**EXERCISE OBJECTIVE:** Could you copy the whole listing below exactly as written?

╭──

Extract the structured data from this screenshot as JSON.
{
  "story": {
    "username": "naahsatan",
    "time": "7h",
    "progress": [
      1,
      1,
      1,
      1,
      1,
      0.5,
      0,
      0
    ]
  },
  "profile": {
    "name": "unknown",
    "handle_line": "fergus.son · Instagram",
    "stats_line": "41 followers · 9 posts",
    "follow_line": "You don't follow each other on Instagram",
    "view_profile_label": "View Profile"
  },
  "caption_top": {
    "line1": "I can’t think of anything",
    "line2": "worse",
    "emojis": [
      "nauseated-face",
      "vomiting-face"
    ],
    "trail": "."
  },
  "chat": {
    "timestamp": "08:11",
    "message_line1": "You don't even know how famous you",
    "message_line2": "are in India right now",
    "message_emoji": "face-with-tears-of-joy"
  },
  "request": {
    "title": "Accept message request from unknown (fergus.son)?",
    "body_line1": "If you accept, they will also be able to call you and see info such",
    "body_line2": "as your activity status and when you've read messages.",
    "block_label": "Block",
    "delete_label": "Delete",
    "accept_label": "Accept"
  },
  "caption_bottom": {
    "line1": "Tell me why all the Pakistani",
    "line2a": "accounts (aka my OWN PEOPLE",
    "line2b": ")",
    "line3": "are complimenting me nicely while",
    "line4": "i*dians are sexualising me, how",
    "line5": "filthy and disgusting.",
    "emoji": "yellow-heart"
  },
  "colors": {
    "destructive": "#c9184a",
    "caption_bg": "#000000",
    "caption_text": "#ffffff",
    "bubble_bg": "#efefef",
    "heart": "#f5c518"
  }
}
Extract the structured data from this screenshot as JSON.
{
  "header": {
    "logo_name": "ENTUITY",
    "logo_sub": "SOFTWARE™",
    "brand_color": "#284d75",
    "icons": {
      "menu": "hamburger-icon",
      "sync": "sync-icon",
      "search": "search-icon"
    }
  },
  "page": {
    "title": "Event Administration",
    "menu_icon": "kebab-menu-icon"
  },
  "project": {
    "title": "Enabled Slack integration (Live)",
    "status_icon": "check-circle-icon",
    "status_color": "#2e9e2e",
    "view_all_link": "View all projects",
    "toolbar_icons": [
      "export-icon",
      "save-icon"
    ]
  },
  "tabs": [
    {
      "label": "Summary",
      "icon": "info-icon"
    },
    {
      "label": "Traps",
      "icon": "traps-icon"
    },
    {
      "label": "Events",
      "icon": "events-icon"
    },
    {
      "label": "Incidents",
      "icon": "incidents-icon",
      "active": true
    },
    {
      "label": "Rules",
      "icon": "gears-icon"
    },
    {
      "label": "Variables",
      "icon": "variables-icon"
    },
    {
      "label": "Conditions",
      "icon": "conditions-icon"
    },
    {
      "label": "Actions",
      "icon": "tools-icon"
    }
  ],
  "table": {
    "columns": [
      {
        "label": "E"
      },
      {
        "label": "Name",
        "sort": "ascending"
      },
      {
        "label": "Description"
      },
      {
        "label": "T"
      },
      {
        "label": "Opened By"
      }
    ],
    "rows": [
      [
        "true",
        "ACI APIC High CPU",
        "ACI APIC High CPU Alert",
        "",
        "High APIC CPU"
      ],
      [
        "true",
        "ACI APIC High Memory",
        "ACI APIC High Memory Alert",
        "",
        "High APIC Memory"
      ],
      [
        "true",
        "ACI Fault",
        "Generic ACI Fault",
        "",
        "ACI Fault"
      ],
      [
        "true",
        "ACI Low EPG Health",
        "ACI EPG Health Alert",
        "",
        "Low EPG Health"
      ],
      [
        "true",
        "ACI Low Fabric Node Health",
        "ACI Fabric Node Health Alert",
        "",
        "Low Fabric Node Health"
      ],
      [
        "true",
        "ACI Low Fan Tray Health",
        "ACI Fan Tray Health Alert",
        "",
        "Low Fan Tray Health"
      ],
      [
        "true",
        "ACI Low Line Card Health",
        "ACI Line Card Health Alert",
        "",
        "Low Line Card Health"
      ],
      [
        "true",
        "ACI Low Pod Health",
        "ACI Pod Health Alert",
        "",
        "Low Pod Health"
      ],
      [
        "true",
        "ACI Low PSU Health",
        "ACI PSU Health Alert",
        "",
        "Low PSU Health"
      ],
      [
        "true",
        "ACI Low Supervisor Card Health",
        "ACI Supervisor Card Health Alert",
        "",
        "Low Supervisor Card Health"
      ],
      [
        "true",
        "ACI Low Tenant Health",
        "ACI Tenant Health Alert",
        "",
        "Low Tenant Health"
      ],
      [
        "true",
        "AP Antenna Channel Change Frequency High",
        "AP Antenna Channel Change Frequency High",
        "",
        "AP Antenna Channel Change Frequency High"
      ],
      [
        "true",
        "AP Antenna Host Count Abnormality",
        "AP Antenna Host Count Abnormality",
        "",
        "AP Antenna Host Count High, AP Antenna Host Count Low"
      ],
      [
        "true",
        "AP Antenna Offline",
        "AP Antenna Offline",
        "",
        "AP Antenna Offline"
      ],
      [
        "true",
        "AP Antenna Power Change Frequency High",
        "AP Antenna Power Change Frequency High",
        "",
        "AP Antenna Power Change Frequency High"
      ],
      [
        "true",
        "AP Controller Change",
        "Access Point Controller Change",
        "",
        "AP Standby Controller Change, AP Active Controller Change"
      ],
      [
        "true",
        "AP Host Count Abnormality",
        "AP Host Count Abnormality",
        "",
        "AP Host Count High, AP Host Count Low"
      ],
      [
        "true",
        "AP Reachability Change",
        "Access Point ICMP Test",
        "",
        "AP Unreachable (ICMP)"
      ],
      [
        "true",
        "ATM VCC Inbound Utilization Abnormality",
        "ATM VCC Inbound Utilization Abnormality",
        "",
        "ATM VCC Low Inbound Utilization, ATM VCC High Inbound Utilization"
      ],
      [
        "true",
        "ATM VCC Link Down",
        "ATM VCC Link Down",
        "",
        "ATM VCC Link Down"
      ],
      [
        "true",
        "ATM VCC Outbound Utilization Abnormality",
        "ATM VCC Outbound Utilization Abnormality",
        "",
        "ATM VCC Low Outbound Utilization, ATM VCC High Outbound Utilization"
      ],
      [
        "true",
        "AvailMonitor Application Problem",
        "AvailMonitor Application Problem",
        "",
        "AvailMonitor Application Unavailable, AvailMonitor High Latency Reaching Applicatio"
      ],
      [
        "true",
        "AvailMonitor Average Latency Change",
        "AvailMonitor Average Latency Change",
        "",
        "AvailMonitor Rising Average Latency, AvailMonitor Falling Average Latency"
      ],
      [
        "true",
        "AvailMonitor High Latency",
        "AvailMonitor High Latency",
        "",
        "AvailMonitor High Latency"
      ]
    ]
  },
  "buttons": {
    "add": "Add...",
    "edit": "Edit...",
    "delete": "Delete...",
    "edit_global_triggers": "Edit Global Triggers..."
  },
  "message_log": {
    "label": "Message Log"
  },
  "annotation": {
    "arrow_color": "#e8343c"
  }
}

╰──

**ANSWER FOR THIS EXERCISE:**
Extract the structured data from this screenshot as JSON.
{
  "story": {
    "username": "naahsatan",
    "time": "7h",
    "progress": [
      1,
      1,
      1,
      1,
      1,
      0.5,
      0,
      0
    ]
  },
  "profile": {
    "name": "unknown",
    "handle_line": "fergus.son · Instagram",
    "stats_line": "41 followers · 9 posts",
    "follow_line": "You don't follow each other on Instagram",
    "view_profile_label": "View Profile"
  },
  "caption_top": {
    "line1": "I can’t think of anything",
    "line2": "worse",
    "emojis": [
      "nauseated-face",
      "vomiting-face"
    ],
    "trail": "."
  },
  "chat": {
    "timestamp": "08:11",
    "message_line1": "You don't even know how famous you",
    "message_line2": "are in India right now",
    "message_emoji": "face-with-tears-of-joy"
  },
  "request": {
    "title": "Accept message request from unknown (fergus.son)?",
    "body_line1": "If you accept, they will also be able to call you and see info such",
    "body_line2": "as your activity status and when you've read messages.",
    "block_label": "Block",
    "delete_label": "Delete",
    "accept_label": "Accept"
  },
  "caption_bottom": {
    "line1": "Tell me why all the Pakistani",
    "line2a": "accounts (aka my OWN PEOPLE",
    "line2b": ")",
    "line3": "are complimenting me nicely while",
    "line4": "i*dians are sexualising me, how",
    "line5": "filthy and disgusting.",
    "emoji": "yellow-heart"
  },
  "colors": {
    "destructive": "#c9184a",
    "caption_bg": "#000000",
    "caption_text": "#ffffff",
    "bubble_bg": "#efefef",
    "heart": "#f5c518"
  }
}
Extract the structured data from this screenshot as JSON.
{
  "header": {
    "logo_name": "ENTUITY",
    "logo_sub": "SOFTWARE™",
    "brand_color": "#284d75",
    "icons": {
      "menu": "hamburger-icon",
      "sync": "sync-icon",
      "search": "search-icon"
    }
  },
  "page": {
    "title": "Event Administration",
    "menu_icon": "kebab-menu-icon"
  },
  "project": {
    "title": "Enabled Slack integration (Live)",
    "status_icon": "check-circle-icon",
    "status_color": "#2e9e2e",
    "view_all_link": "View all projects",
    "toolbar_icons": [
      "export-icon",
      "save-icon"
    ]
  },
  "tabs": [
    {
      "label": "Summary",
      "icon": "info-icon"
    },
    {
      "label": "Traps",
      "icon": "traps-icon"
    },
    {
      "label": "Events",
      "icon": "events-icon"
    },
    {
      "label": "Incidents",
      "icon": "incidents-icon",
      "active": true
    },
    {
      "label": "Rules",
      "icon": "gears-icon"
    },
    {
      "label": "Variables",
      "icon": "variables-icon"
    },
    {
      "label": "Conditions",
      "icon": "conditions-icon"
    },
    {
      "label": "Actions",
      "icon": "tools-icon"
    }
  ],
  "table": {
    "columns": [
      {
        "label": "E"
      },
      {
        "label": "Name",
        "sort": "ascending"
      },
      {
        "label": "Description"
      },
      {
        "label": "T"
      },
      {
        "label": "Opened By"
      }
    ],
    "rows": [
      [
        "true",
        "ACI APIC High CPU",
        "ACI APIC High CPU Alert",
        "",
        "High APIC CPU"
      ],
      [
        "true",
        "ACI APIC High Memory",
        "ACI APIC High Memory Alert",
        "",
        "High APIC Memory"
      ],
      [
        "true",
        "ACI Fault",
        "Generic ACI Fault",
        "",
        "ACI Fault"
      ],
      [
        "true",
        "ACI Low EPG Health",
        "ACI EPG Health Alert",
        "",
        "Low EPG Health"
      ],
      [
        "true",
        "ACI Low Fabric Node Health",
        "ACI Fabric Node Health Alert",
        "",
        "Low Fabric Node Health"
      ],
      [
        "true",
        "ACI Low Fan Tray Health",
        "ACI Fan Tray Health Alert",
        "",
        "Low Fan Tray Health"
      ],
      [
        "true",
        "ACI Low Line Card Health",
        "ACI Line Card Health Alert",
        "",
        "Low Line Card Health"
      ],
      [
        "true",
        "ACI Low Pod Health",
        "ACI Pod Health Alert",
        "",
        "Low Pod Health"
      ],
      [
        "true",
        "ACI Low PSU Health",
        "ACI PSU Health Alert",
        "",
        "Low PSU Health"
      ],
      [
        "true",
        "ACI Low Supervisor Card Health",
        "ACI Supervisor Card Health Alert",
        "",
        "Low Supervisor Card Health"
      ],
      [
        "true",
        "ACI Low Tenant Health",
        "ACI Tenant Health Alert",
        "",
        "Low Tenant Health"
      ],
      [
        "true",
        "AP Antenna Channel Change Frequency High",
        "AP Antenna Channel Change Frequency High",
        "",
        "AP Antenna Channel Change Frequency High"
      ],
      [
        "true",
        "AP Antenna Host Count Abnormality",
        "AP Antenna Host Count Abnormality",
        "",
        "AP Antenna Host Count High, AP Antenna Host Count Low"
      ],
      [
        "true",
        "AP Antenna Offline",
        "AP Antenna Offline",
        "",
        "AP Antenna Offline"
      ],
      [
        "true",
        "AP Antenna Power Change Frequency High",
        "AP Antenna Power Change Frequency High",
        "",
        "AP Antenna Power Change Frequency High"
      ],
      [
        "true",
        "AP Controller Change",
        "Access Point Controller Change",
        "",
        "AP Standby Controller Change, AP Active Controller Change"
      ],
      [
        "true",
        "AP Host Count Abnormality",
        "AP Host Count Abnormality",
        "",
        "AP Host Count High, AP Host Count Low"
      ],
      [
        "true",
        "AP Reachability Change",
        "Access Point ICMP Test",
        "",
        "AP Unreachable (ICMP)"
      ],
      [
        "true",
        "ATM VCC Inbound Utilization Abnormality",
        "ATM VCC Inbound Utilization Abnormality",
        "",
        "ATM VCC Low Inbound Utilization, ATM VCC High Inbound Utilization"
      ],
      [
        "true",
        "ATM VCC Link Down",
        "ATM VCC Link Down",
        "",
        "ATM VCC Link Down"
      ],
      [
        "true",
        "ATM VCC Outbound Utilization Abnormality",
        "ATM VCC Outbound Utilization Abnormality",
        "",
        "ATM VCC Low Outbound Utilization, ATM VCC High Outbound Utilization"
      ],
      [
        "true",
        "AvailMonitor Application Problem",
        "AvailMonitor Application Problem",
        "",
        "AvailMonitor Application Unavailable, AvailMonitor High Latency Reaching Applicatio"
      ],
      [
        "true",
        "AvailMonitor Average Latency Change",
        "AvailMonitor Average Latency Change",
        "",
        "AvailMonitor Rising Average Latency, AvailMonitor Falling Average Latency"
      ],
      [
        "true",
        "AvailMonitor High Latency",
        "AvailMonitor High Latency",
        "",
        "AvailMonitor High Latency"
      ]
    ]
  },
  "buttons": {
    "add": "Add...",
    "edit": "Edit...",
    "delete": "Delete...",
    "edit_global_triggers": "Edit Global Triggers..."
  },
  "message_log": {
    "label": "Message Log"
  },
  "annotation": {
    "arrow_color": "#e8343c"
  }
}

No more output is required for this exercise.